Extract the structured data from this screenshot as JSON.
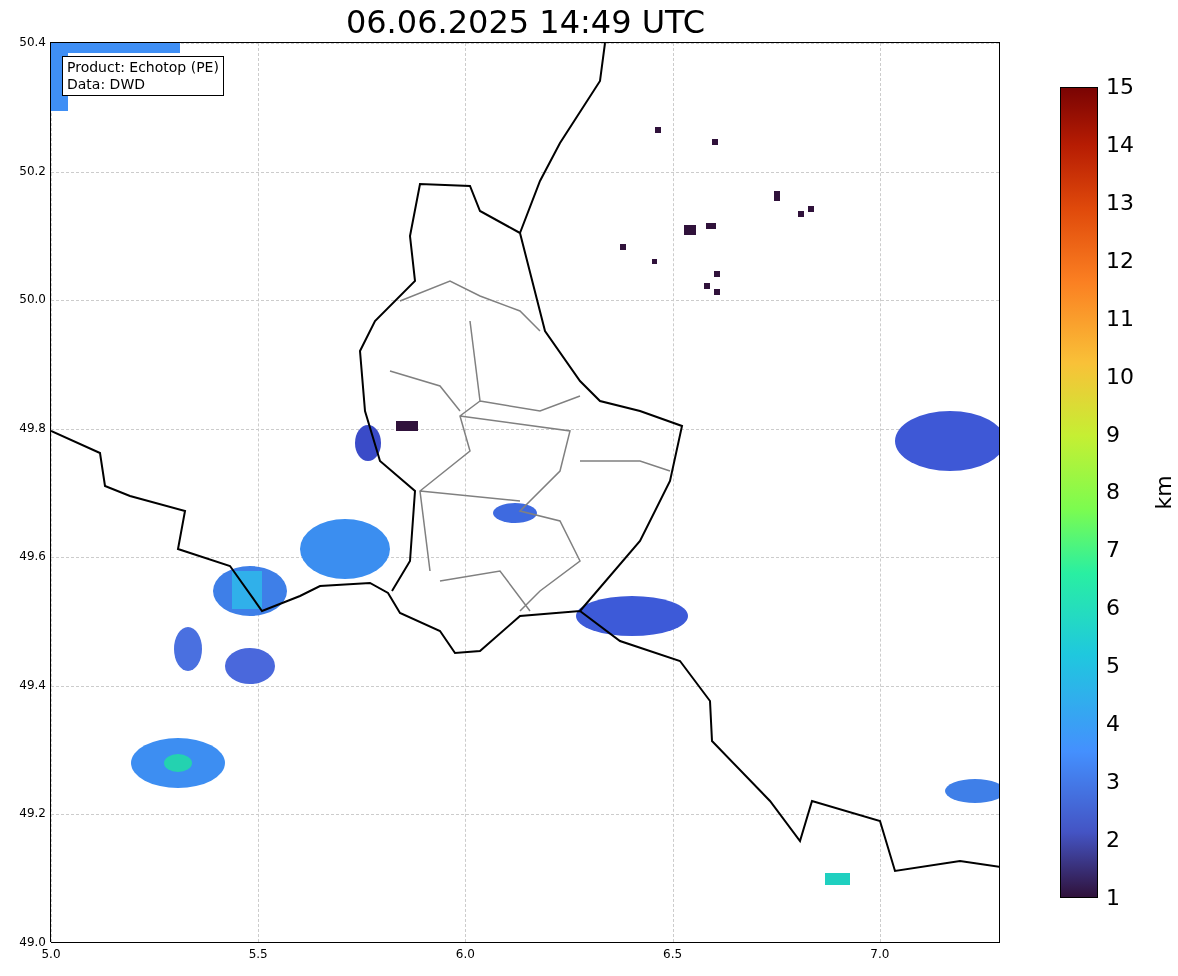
{
  "title": "06.06.2025 14:49 UTC",
  "legend": {
    "lines": [
      "Product: Echotop (PE)",
      "Data: DWD"
    ]
  },
  "x_axis": {
    "ticks": [
      "5.0",
      "5.5",
      "6.0",
      "6.5",
      "7.0"
    ]
  },
  "y_axis": {
    "ticks": [
      "50.4",
      "50.2",
      "50.0",
      "49.8",
      "49.6",
      "49.4",
      "49.2",
      "49.0"
    ]
  },
  "colorbar": {
    "label": "km",
    "ticks": [
      "15",
      "14",
      "13",
      "12",
      "11",
      "10",
      "9",
      "8",
      "7",
      "6",
      "5",
      "4",
      "3",
      "2",
      "1"
    ]
  }
}
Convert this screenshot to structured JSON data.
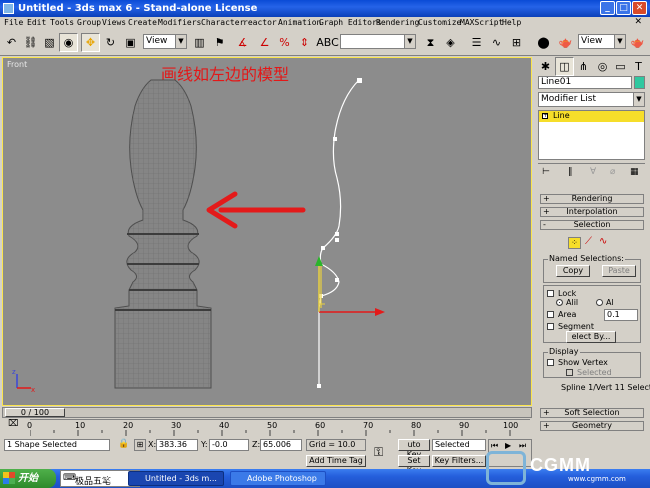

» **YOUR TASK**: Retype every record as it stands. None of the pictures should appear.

» **RESULT BELOW**:
Extract the structured data from this screenshot as JSON.
{
  "title": "06.06.2025 14:49 UTC",
  "legend": {
    "lines": [
      "Product: Echotop (PE)",
      "Data: DWD"
    ]
  },
  "x_axis": {
    "ticks": [
      "5.0",
      "5.5",
      "6.0",
      "6.5",
      "7.0"
    ]
  },
  "y_axis": {
    "ticks": [
      "50.4",
      "50.2",
      "50.0",
      "49.8",
      "49.6",
      "49.4",
      "49.2",
      "49.0"
    ]
  },
  "colorbar": {
    "label": "km",
    "ticks": [
      "15",
      "14",
      "13",
      "12",
      "11",
      "10",
      "9",
      "8",
      "7",
      "6",
      "5",
      "4",
      "3",
      "2",
      "1"
    ]
  }
}
Convert this screenshot to structured JSON data.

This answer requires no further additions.